'''
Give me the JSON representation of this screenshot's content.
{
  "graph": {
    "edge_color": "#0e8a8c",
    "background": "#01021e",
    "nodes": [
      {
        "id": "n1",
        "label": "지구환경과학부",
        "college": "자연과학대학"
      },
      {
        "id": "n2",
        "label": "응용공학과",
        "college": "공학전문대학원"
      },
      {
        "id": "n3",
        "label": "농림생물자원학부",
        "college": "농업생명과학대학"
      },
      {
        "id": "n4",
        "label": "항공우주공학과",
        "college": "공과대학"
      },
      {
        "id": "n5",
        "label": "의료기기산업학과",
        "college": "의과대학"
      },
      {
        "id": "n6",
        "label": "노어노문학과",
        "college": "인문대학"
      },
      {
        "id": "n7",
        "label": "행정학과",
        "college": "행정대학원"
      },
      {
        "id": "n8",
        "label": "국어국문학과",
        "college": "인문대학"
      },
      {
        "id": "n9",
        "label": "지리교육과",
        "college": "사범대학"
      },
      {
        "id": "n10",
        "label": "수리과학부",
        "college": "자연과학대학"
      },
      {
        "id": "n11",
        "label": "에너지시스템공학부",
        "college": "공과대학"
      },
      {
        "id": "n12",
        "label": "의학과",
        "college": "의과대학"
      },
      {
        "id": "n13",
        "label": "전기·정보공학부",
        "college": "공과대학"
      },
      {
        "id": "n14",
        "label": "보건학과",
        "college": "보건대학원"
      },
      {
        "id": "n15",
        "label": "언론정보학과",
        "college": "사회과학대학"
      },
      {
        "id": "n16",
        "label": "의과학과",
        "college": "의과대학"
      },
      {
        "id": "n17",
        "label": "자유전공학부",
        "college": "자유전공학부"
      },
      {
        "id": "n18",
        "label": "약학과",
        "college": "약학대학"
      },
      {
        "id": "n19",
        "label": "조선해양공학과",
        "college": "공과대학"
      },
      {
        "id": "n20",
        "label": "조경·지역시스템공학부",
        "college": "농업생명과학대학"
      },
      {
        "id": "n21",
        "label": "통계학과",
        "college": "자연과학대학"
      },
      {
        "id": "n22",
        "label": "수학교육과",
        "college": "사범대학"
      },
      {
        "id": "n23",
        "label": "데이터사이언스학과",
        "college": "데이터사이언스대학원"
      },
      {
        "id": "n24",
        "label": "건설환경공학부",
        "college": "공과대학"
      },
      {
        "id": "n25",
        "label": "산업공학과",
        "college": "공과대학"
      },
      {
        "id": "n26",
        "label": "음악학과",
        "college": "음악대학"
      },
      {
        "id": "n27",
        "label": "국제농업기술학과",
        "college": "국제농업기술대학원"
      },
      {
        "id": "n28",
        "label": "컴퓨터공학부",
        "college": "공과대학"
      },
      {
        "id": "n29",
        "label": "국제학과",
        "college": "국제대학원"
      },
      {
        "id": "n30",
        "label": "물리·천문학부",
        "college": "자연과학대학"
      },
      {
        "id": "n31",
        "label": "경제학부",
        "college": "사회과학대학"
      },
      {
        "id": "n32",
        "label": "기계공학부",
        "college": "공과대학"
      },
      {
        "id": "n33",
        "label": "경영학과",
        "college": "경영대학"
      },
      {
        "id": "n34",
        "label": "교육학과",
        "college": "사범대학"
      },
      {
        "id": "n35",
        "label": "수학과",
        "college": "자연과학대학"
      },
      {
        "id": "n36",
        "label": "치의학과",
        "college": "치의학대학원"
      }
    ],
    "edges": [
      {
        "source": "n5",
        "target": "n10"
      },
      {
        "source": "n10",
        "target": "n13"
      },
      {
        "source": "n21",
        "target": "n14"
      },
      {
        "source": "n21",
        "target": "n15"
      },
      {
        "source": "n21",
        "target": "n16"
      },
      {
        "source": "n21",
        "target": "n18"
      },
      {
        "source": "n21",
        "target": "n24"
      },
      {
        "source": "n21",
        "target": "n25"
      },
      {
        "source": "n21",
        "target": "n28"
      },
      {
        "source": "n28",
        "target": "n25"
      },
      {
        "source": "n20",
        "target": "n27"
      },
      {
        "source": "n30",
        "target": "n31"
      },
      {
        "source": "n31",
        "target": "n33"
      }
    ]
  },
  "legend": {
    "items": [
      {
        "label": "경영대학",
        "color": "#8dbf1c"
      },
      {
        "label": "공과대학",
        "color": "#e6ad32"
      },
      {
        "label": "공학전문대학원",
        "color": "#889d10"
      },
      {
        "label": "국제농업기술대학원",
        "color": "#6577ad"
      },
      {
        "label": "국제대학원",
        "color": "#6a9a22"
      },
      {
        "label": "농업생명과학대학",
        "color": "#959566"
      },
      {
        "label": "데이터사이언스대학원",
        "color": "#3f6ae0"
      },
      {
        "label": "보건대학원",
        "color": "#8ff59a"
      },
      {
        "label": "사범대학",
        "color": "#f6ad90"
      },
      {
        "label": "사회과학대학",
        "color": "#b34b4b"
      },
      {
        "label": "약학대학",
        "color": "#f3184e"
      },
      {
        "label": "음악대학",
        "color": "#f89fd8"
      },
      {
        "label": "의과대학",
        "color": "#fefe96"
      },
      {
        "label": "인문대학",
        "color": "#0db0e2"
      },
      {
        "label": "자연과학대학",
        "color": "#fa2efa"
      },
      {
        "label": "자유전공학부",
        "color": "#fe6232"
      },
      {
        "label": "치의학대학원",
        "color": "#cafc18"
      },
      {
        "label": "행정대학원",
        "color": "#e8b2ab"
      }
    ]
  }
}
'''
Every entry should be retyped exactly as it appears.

● **ANSWER SECTION**:
Give me the JSON representation of this screenshot's content.
{
  "graph": {
    "edge_color": "#0e8a8c",
    "background": "#01021e",
    "nodes": [
      {
        "id": "n1",
        "label": "지구환경과학부",
        "college": "자연과학대학"
      },
      {
        "id": "n2",
        "label": "응용공학과",
        "college": "공학전문대학원"
      },
      {
        "id": "n3",
        "label": "농림생물자원학부",
        "college": "농업생명과학대학"
      },
      {
        "id": "n4",
        "label": "항공우주공학과",
        "college": "공과대학"
      },
      {
        "id": "n5",
        "label": "의료기기산업학과",
        "college": "의과대학"
      },
      {
        "id": "n6",
        "label": "노어노문학과",
        "college": "인문대학"
      },
      {
        "id": "n7",
        "label": "행정학과",
        "college": "행정대학원"
      },
      {
        "id": "n8",
        "label": "국어국문학과",
        "college": "인문대학"
      },
      {
        "id": "n9",
        "label": "지리교육과",
        "college": "사범대학"
      },
      {
        "id": "n10",
        "label": "수리과학부",
        "college": "자연과학대학"
      },
      {
        "id": "n11",
        "label": "에너지시스템공학부",
        "college": "공과대학"
      },
      {
        "id": "n12",
        "label": "의학과",
        "college": "의과대학"
      },
      {
        "id": "n13",
        "label": "전기·정보공학부",
        "college": "공과대학"
      },
      {
        "id": "n14",
        "label": "보건학과",
        "college": "보건대학원"
      },
      {
        "id": "n15",
        "label": "언론정보학과",
        "college": "사회과학대학"
      },
      {
        "id": "n16",
        "label": "의과학과",
        "college": "의과대학"
      },
      {
        "id": "n17",
        "label": "자유전공학부",
        "college": "자유전공학부"
      },
      {
        "id": "n18",
        "label": "약학과",
        "college": "약학대학"
      },
      {
        "id": "n19",
        "label": "조선해양공학과",
        "college": "공과대학"
      },
      {
        "id": "n20",
        "label": "조경·지역시스템공학부",
        "college": "농업생명과학대학"
      },
      {
        "id": "n21",
        "label": "통계학과",
        "college": "자연과학대학"
      },
      {
        "id": "n22",
        "label": "수학교육과",
        "college": "사범대학"
      },
      {
        "id": "n23",
        "label": "데이터사이언스학과",
        "college": "데이터사이언스대학원"
      },
      {
        "id": "n24",
        "label": "건설환경공학부",
        "college": "공과대학"
      },
      {
        "id": "n25",
        "label": "산업공학과",
        "college": "공과대학"
      },
      {
        "id": "n26",
        "label": "음악학과",
        "college": "음악대학"
      },
      {
        "id": "n27",
        "label": "국제농업기술학과",
        "college": "국제농업기술대학원"
      },
      {
        "id": "n28",
        "label": "컴퓨터공학부",
        "college": "공과대학"
      },
      {
        "id": "n29",
        "label": "국제학과",
        "college": "국제대학원"
      },
      {
        "id": "n30",
        "label": "물리·천문학부",
        "college": "자연과학대학"
      },
      {
        "id": "n31",
        "label": "경제학부",
        "college": "사회과학대학"
      },
      {
        "id": "n32",
        "label": "기계공학부",
        "college": "공과대학"
      },
      {
        "id": "n33",
        "label": "경영학과",
        "college": "경영대학"
      },
      {
        "id": "n34",
        "label": "교육학과",
        "college": "사범대학"
      },
      {
        "id": "n35",
        "label": "수학과",
        "college": "자연과학대학"
      },
      {
        "id": "n36",
        "label": "치의학과",
        "college": "치의학대학원"
      }
    ],
    "edges": [
      {
        "source": "n5",
        "target": "n10"
      },
      {
        "source": "n10",
        "target": "n13"
      },
      {
        "source": "n21",
        "target": "n14"
      },
      {
        "source": "n21",
        "target": "n15"
      },
      {
        "source": "n21",
        "target": "n16"
      },
      {
        "source": "n21",
        "target": "n18"
      },
      {
        "source": "n21",
        "target": "n24"
      },
      {
        "source": "n21",
        "target": "n25"
      },
      {
        "source": "n21",
        "target": "n28"
      },
      {
        "source": "n28",
        "target": "n25"
      },
      {
        "source": "n20",
        "target": "n27"
      },
      {
        "source": "n30",
        "target": "n31"
      },
      {
        "source": "n31",
        "target": "n33"
      }
    ]
  },
  "legend": {
    "items": [
      {
        "label": "경영대학",
        "color": "#8dbf1c"
      },
      {
        "label": "공과대학",
        "color": "#e6ad32"
      },
      {
        "label": "공학전문대학원",
        "color": "#889d10"
      },
      {
        "label": "국제농업기술대학원",
        "color": "#6577ad"
      },
      {
        "label": "국제대학원",
        "color": "#6a9a22"
      },
      {
        "label": "농업생명과학대학",
        "color": "#959566"
      },
      {
        "label": "데이터사이언스대학원",
        "color": "#3f6ae0"
      },
      {
        "label": "보건대학원",
        "color": "#8ff59a"
      },
      {
        "label": "사범대학",
        "color": "#f6ad90"
      },
      {
        "label": "사회과학대학",
        "color": "#b34b4b"
      },
      {
        "label": "약학대학",
        "color": "#f3184e"
      },
      {
        "label": "음악대학",
        "color": "#f89fd8"
      },
      {
        "label": "의과대학",
        "color": "#fefe96"
      },
      {
        "label": "인문대학",
        "color": "#0db0e2"
      },
      {
        "label": "자연과학대학",
        "color": "#fa2efa"
      },
      {
        "label": "자유전공학부",
        "color": "#fe6232"
      },
      {
        "label": "치의학대학원",
        "color": "#cafc18"
      },
      {
        "label": "행정대학원",
        "color": "#e8b2ab"
      }
    ]
  }
}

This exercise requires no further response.